SUPPLIED MATERIAL:
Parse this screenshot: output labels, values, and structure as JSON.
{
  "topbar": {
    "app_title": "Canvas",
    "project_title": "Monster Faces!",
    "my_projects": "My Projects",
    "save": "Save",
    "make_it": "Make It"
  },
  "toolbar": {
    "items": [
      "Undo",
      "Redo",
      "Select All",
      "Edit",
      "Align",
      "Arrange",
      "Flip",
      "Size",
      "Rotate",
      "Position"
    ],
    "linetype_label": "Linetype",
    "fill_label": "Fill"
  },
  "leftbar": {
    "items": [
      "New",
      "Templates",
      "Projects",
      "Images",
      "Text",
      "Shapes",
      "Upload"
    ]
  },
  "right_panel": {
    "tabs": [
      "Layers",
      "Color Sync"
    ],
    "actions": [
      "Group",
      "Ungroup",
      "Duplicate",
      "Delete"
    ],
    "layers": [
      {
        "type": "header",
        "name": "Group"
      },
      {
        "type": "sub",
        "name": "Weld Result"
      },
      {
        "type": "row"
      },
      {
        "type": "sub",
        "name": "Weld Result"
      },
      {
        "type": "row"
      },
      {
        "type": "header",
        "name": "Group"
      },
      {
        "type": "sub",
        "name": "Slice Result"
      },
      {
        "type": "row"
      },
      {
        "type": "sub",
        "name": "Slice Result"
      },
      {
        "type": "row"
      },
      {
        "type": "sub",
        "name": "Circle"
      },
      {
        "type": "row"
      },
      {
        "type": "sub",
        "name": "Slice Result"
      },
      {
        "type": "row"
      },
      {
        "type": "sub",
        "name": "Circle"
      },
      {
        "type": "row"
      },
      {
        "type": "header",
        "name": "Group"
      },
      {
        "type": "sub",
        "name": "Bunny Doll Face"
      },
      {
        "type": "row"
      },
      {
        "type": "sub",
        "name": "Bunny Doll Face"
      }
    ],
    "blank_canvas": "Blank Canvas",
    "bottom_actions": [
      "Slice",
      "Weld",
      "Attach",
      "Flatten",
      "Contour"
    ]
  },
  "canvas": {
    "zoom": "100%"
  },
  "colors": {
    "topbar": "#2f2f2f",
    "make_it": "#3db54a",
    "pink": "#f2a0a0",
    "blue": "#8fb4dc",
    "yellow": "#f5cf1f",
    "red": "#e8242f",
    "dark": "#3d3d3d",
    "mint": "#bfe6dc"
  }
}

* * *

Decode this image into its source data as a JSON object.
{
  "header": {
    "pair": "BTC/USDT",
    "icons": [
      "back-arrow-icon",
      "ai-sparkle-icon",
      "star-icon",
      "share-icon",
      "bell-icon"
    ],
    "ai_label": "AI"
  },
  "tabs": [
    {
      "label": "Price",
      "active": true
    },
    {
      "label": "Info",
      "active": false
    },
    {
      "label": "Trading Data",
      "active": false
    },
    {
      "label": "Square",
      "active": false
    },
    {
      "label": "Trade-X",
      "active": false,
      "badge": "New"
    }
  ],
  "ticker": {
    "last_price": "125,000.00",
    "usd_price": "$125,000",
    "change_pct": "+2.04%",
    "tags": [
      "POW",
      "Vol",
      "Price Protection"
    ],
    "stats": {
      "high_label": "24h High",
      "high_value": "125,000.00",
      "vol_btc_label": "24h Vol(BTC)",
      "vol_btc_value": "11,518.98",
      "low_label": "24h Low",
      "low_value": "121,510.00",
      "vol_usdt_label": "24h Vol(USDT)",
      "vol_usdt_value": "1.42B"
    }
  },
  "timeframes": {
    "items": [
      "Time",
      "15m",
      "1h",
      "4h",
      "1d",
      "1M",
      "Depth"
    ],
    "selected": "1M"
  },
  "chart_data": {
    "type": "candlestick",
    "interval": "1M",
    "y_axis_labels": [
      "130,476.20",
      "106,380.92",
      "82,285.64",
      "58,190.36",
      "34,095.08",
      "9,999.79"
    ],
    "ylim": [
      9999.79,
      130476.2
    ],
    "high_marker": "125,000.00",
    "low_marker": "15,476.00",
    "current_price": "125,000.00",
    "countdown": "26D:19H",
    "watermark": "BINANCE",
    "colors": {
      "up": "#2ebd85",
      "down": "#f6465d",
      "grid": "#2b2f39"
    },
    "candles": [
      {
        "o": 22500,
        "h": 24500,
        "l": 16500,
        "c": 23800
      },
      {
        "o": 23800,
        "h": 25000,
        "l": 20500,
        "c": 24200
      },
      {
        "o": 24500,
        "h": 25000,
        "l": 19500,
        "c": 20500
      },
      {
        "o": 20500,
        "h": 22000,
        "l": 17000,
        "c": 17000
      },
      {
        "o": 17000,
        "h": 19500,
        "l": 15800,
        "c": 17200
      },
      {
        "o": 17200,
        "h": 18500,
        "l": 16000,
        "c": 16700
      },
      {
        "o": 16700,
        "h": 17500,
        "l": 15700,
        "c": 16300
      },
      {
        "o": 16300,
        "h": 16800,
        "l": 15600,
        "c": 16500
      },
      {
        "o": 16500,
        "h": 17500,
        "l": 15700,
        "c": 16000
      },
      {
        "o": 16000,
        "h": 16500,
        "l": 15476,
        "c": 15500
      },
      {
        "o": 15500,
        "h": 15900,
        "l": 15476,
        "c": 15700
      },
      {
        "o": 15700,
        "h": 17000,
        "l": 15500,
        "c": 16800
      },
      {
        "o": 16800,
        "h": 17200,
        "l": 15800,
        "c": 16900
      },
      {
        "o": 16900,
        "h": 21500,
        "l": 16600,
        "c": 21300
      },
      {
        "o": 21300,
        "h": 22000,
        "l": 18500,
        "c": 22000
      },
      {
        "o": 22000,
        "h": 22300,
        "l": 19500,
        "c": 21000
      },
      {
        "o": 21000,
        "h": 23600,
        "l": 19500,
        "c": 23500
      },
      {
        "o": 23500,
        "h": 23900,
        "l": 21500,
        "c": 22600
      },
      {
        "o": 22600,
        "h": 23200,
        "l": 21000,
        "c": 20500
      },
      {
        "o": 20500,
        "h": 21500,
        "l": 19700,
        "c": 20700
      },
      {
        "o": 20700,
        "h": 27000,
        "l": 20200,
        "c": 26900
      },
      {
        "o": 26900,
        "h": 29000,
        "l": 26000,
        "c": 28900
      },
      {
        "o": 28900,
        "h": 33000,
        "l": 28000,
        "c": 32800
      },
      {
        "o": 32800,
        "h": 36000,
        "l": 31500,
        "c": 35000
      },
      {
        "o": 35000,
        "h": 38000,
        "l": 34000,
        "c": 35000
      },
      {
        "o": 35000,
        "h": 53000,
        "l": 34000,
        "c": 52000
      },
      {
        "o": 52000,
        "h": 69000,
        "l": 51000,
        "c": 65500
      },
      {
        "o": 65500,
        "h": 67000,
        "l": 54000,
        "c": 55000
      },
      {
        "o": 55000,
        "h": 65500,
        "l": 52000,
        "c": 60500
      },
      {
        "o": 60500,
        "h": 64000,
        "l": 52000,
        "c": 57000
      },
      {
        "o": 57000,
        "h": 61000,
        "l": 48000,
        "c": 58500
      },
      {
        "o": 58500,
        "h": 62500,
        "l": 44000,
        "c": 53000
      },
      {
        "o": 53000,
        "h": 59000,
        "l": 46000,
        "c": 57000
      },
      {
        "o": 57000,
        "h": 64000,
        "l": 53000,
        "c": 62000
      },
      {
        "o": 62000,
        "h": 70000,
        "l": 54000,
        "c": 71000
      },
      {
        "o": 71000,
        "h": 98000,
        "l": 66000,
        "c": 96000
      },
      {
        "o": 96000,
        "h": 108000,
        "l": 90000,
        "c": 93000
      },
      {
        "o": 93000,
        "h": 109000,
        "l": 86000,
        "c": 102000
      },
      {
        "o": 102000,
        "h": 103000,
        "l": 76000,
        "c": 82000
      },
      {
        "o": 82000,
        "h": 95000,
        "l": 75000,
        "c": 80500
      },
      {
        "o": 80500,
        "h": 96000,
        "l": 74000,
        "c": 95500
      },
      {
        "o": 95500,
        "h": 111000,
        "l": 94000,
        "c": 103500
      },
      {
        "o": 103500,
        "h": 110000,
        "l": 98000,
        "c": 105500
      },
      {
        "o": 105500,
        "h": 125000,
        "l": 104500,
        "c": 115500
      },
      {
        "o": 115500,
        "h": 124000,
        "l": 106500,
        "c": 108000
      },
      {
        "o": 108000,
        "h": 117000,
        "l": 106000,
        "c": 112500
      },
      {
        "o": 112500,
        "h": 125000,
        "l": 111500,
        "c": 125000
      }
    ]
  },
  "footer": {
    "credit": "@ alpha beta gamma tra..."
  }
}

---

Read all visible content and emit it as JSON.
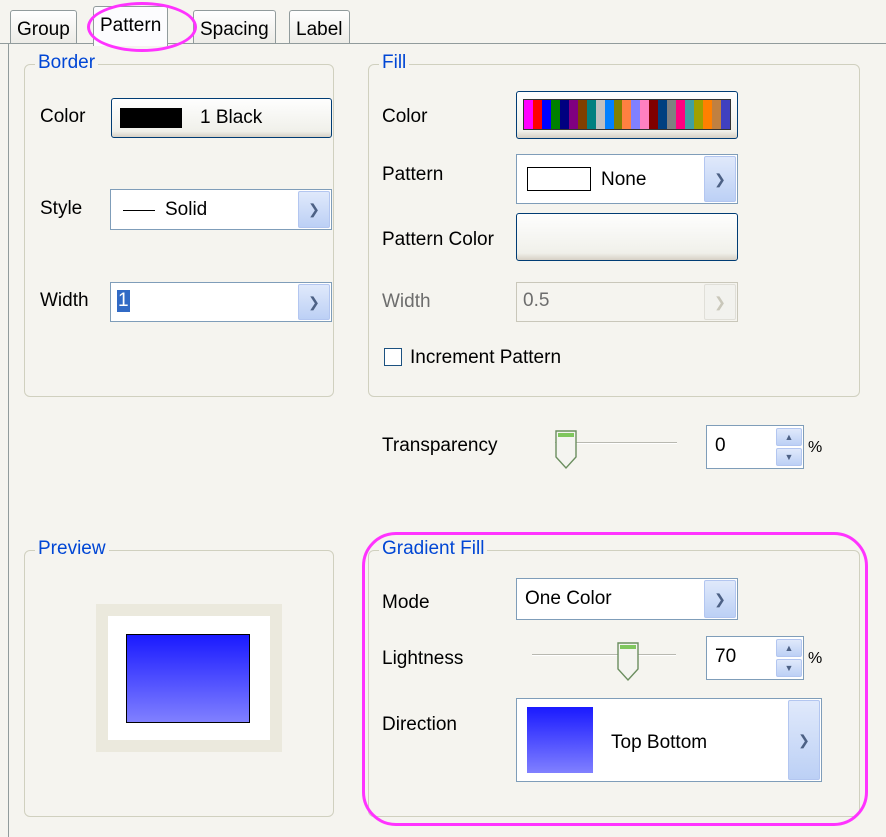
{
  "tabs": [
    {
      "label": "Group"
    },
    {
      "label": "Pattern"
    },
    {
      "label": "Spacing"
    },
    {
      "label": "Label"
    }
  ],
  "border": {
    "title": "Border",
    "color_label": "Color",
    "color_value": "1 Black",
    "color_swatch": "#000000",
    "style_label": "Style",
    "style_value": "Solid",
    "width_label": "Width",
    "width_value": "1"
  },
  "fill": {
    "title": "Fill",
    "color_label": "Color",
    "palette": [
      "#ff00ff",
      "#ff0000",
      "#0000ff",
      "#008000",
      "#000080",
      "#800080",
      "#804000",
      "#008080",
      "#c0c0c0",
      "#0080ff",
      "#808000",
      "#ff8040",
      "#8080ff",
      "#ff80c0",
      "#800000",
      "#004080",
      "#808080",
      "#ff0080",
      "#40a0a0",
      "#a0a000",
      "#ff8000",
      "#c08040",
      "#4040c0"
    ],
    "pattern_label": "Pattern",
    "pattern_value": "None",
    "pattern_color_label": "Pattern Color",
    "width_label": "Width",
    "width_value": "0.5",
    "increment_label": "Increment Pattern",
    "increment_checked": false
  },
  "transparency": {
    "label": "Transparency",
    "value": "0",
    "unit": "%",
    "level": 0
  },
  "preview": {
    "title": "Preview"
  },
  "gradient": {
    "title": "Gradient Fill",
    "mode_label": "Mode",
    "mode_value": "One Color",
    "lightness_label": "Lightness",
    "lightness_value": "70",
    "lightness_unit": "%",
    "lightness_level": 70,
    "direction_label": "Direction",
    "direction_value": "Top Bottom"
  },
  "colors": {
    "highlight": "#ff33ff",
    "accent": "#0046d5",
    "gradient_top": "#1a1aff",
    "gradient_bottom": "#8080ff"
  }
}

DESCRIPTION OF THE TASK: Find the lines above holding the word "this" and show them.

RESPONSE BOX:
Parse this screenshot: output labels, values, and structure as JSON.
Decode this image into its source data as a JSON object.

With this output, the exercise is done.